_The task_
Give the count of lines in the records below that contain "value", with no other words.

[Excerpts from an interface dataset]
──────────

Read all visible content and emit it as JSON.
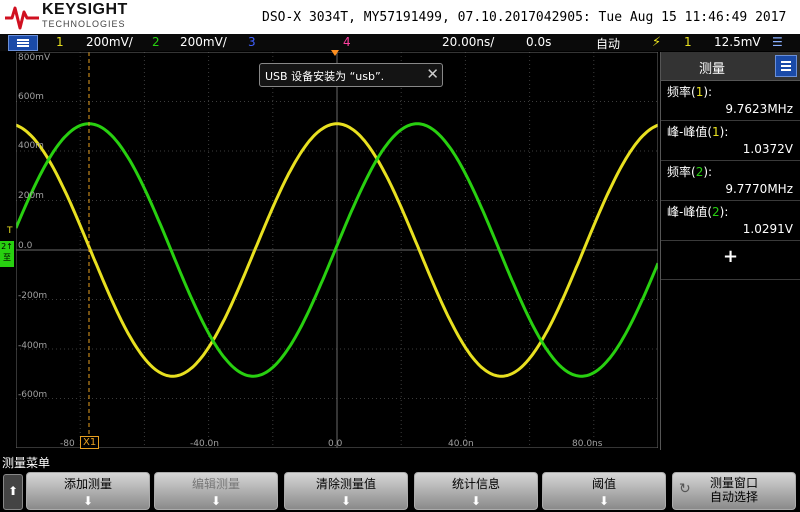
{
  "header": {
    "brand": "KEYSIGHT",
    "brand_sub": "TECHNOLOGIES",
    "title": "DSO-X 3034T, MY57191499, 07.10.2017042905: Tue Aug 15 11:46:49 2017"
  },
  "status": {
    "ch1_num": "1",
    "ch1_scale": "200mV/",
    "ch2_num": "2",
    "ch2_scale": "200mV/",
    "ch3_num": "3",
    "ch4_num": "4",
    "timebase": "20.00ns/",
    "delay": "0.0s",
    "trigger_mode": "自动",
    "trigger_source": "1",
    "trigger_level": "12.5mV"
  },
  "grid": {
    "levels": [
      "800mV",
      "600m",
      "400m",
      "200m",
      "0.0",
      "-200m",
      "-400m",
      "-600m"
    ],
    "time_labels": [
      "-80",
      "-40.0n",
      "0.0",
      "40.0n",
      "80.0ns"
    ],
    "cursor_label": "X1",
    "trigger_marker": "T",
    "ch_marker": "2↑",
    "ch_marker_sub": "至"
  },
  "toast": {
    "message": "USB 设备安装为 “usb”.",
    "close_icon": "close-icon"
  },
  "panel": {
    "title": "测量",
    "measurements": [
      {
        "label_pre": "频率(",
        "ch": "1",
        "label_post": "):",
        "value": "9.7623MHz"
      },
      {
        "label_pre": "峰-峰值(",
        "ch": "1",
        "label_post": "):",
        "value": "1.0372V"
      },
      {
        "label_pre": "频率(",
        "ch": "2",
        "label_post": "):",
        "value": "9.7770MHz"
      },
      {
        "label_pre": "峰-峰值(",
        "ch": "2",
        "label_post": "):",
        "value": "1.0291V"
      }
    ],
    "add_label": "+"
  },
  "softkeys": {
    "menu_title": "测量菜单",
    "back": "⬆",
    "add": "添加测量",
    "edit": "编辑测量",
    "clear": "清除测量值",
    "stats": "统计信息",
    "threshold": "阈值",
    "window_line1": "测量窗口",
    "window_line2": "自动选择"
  },
  "chart_data": {
    "type": "line",
    "xlabel": "",
    "ylabel": "",
    "x_range_ns": [
      -100,
      100
    ],
    "y_range_mV": [
      -800,
      800
    ],
    "series": [
      {
        "name": "1",
        "color": "#e8e020",
        "frequency_MHz": 9.7623,
        "vpp_V": 1.0372,
        "amplitude_mV": 510,
        "peak_time_ns": 0
      },
      {
        "name": "2",
        "color": "#28d010",
        "frequency_MHz": 9.777,
        "vpp_V": 1.0291,
        "amplitude_mV": 510,
        "peak_time_ns": 25
      }
    ],
    "grid": true
  }
}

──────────

_Exercise solution_
4